It’s hard to believe that until recently most Americans knew Alexander Hamilton mainly as the guy on the $10 bill. But with Lin-Manuel Miranda’s blockbuster Broadway musical about the life of the Founding Father sold out for months, netting Grammys and Tonys left and right, and even a Hamilton-themed beer, 2016 is shaping up to be all-Hamilton, all the time. Now, the New-York Historical Society has declared this bathing suit season to be the “Summer of Hamilton,” and is celebrating accordingly with a new exhibition of rarely seen objects, artworks and historical artifacts from his life.
Inspired by the wild success of Miranda’s musical, the New-York Historical Society’s new exhibit explores Hamilton’s connection to the Big Apple and his role in shaping the foundations of the United States.

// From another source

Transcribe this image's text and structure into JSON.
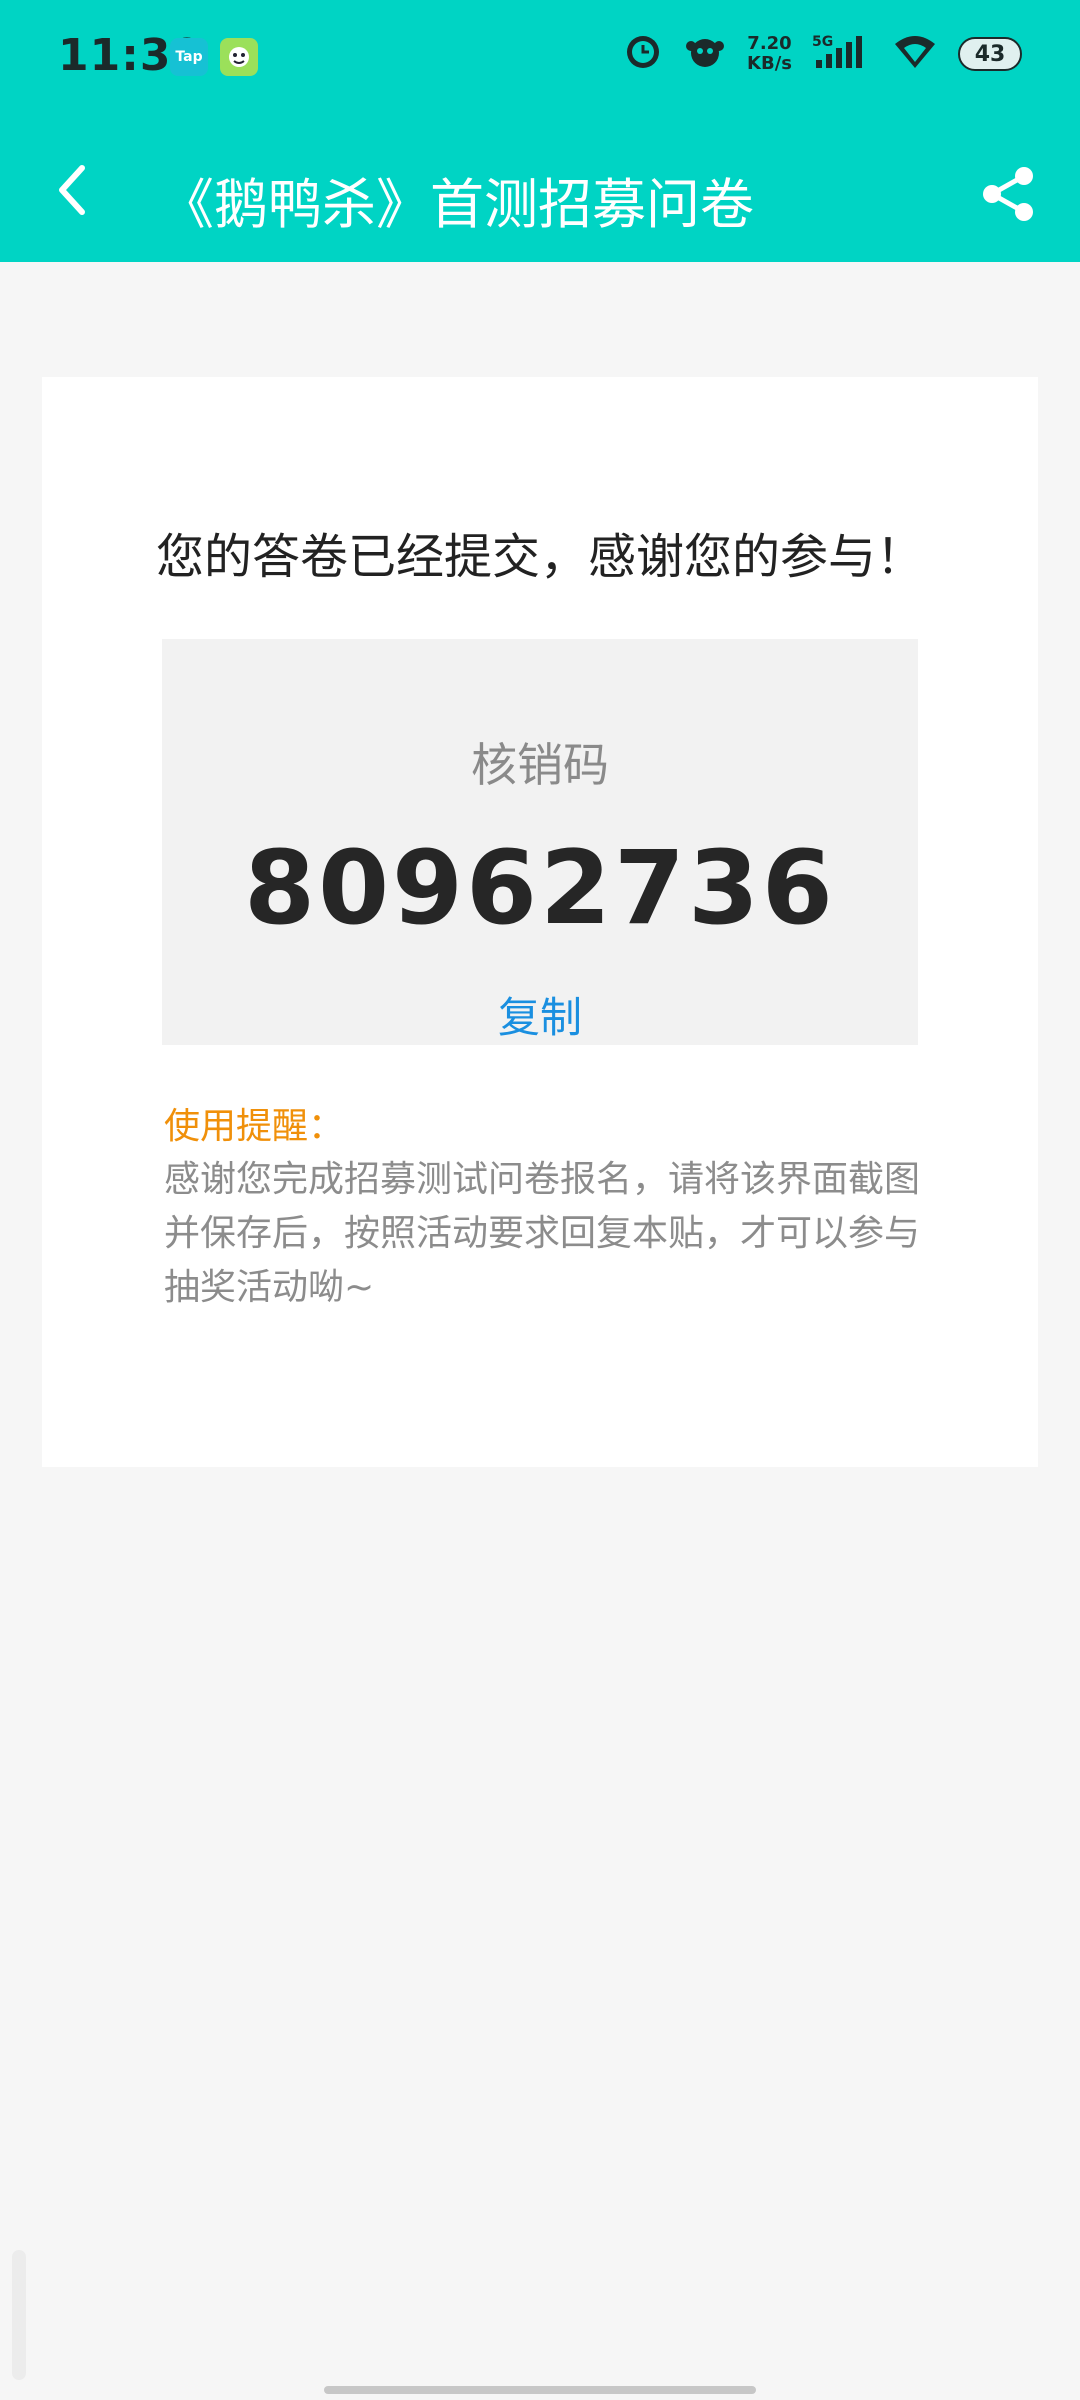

The exhibition will include objects that originally belonged to Hamilton, such as his writing desk, and recreations of the pistols he and his rival Aaron Burr used in their 1804 duel, Jennifer Schuessler writes for the New York Times.
“We never could have expected that Hamilton, the man, would have captured the popular imagination in the way that he has,” Louise Mirrer, president and CEO of the New-York Historical Society, said in a statement. “Now admirers of the Broadway hit and those interested in learning more about one of New York City’s most influential citizens can decide for themselves, as the show says, ‘who lives, who dies, who tells your story.’”
A particular highlight of the summer-long exhibition is the inclusion of many of Hamilton’s personal documents. Among the collection that the New-York Historical Society will have on display are a letter that Hamilton wrote to his colleague Thomas Jefferson in 1800 declaring his support for Jefferson’s presidential campaign, and documents outlining the bones of a federal government that Hamilton presented during the Constitutional Convention, Schuessler reports.
The exhibition doesn’t just focus on Hamilton’s political career. It also highlights letters and documents that provide insights into his personal life, from his love letters to his then-fiancee Elizabeth Schuyler to an infamous pamphlet where Hamilton admitted to having an affair with Maria Reynolds in one of the country’s first sex scandals, Nicole Levy reports for DNAinfo. The museum will also feature documents that shed light on what his colleagues, friends, and family thought of Hamilton – both the good and the bad.
In keeping with its inspiration, the “Summer of Hamilton” will also include all sorts memorabilia and behind-the-scenes looks at Miranda’s musical. The museum will show off two life-sized bronze statues of Hamilton and Burr prepared to duel that were displayed in the lobby of the Public Theater during the musical’s original off-Broadway run. Throughout the summer, the museum is also hosting lectures, activities and a pay-what-you-will screenings of the musicals that inspired Miranda, like Evita and Jesus Christ Superstar, the museum wrote in a statement.
This isn’t the first time the museum has honored Hamilton’s place in American history. In 2004, the New-York Historical Society produced a $5 million exhibit called “Alexander Hamilton: The Man Who Made Modern America,” Schuessler reports. Ironically, she notes that at the time, it drew criticism from some historians who felt that the exhibit overplayed Hamilton’s role in forming the foundations of the U.S.
Sticking with the exhibit’s patriotic theme, the “Summer of Hamilton” starts on July 4 – just eight days before the 212th anniversary of Hamilton’s fatal duel with Burr.